It seems plausible to think that there might be some beautiful traits or qualities that are really more important or valuable than others, where good looks will be found to be relatively less important than some other characteristics a person has, which are beautiful. Each sort of beauty, then, would be an example of excellence in the relevant comparison area--so a beautiful mind would be a mind that was excellent at doing the best things that minds do (rather than the worst things). Good looks are excellence in visual appearance. Everyone responds to the way things appear--but we also quickly revise our first impressions (if we are intelligent, that is), and good looks are, after all, very superficial as a form of excellence. Excellence of character seems to me to have more "thickness" or lasting value.

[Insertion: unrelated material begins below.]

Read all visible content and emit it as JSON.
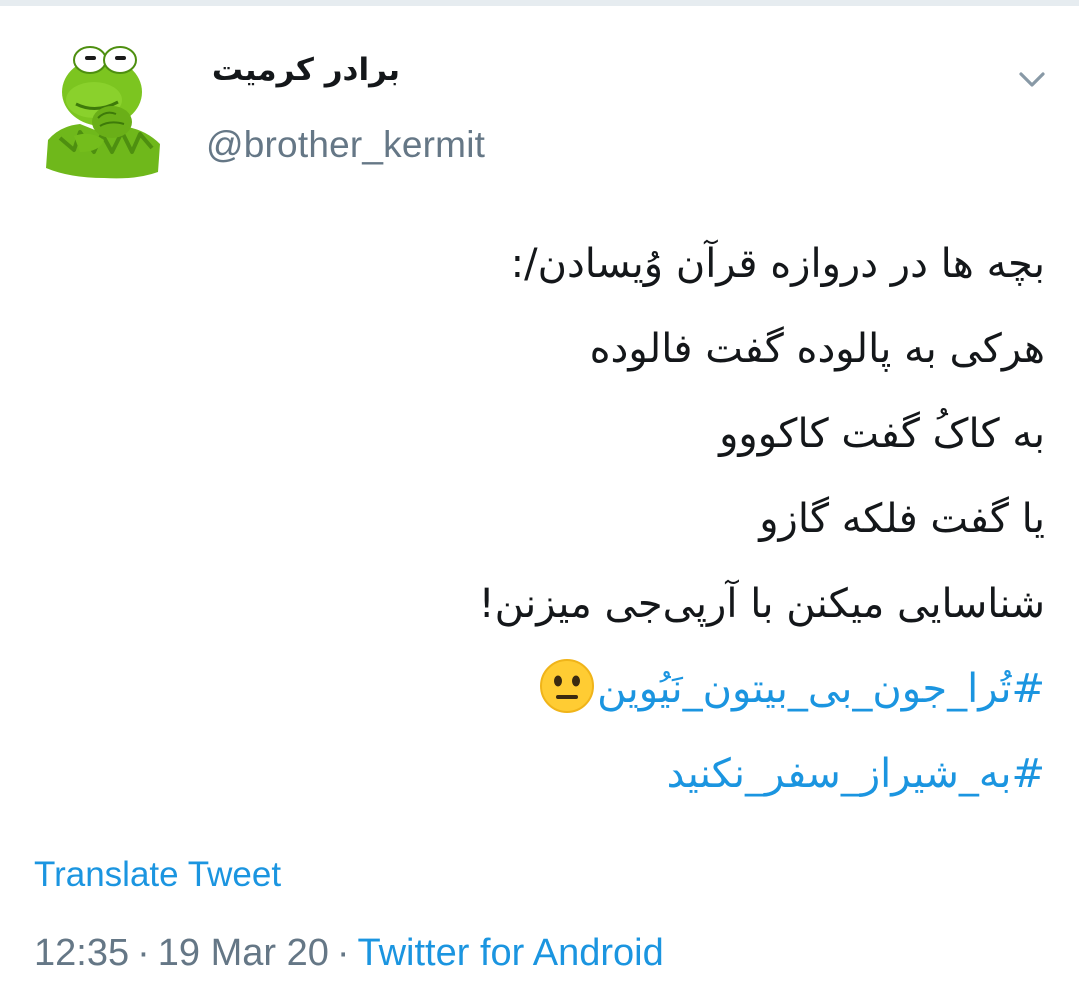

The ancient Greeks had a saying that I love: "chalepa ta kala," which means roughly, "beautiful things (ta kala) are difficult." I think this is a valuable insight. Good looks are fairly common. To be truly beautiful, then, is a rare achievement, and the result of achieving what is difficult, such as becoming a person of excellent character or judgment.

Good looks are visible, of course--or else we wouldn't call them "looks." So, looking at a perfect stranger and declaring that person "beautiful" seems to me obviously to be a judgment about how the person looks . Looks are, however, just one aspect of a person that can be beautiful, and as the old saying goes, that sort of beauty is "only skin deep." Unfortunately, a lot of good-looking people are not very beautiful in any way other than the way they look. Remember the movie, "A Beautiful Mind"? I think some minds are beautiful, but obviously that judgment can't be about how the minds look --it would seem to be more about how they work . I also think that people can have beautiful characters , or other beautiful traits or qualities. It seems plausible to think that there might be some beautiful traits or qualities that are really more important or valuable than others, where good looks will be found to be relatively less important than some other characteristics a...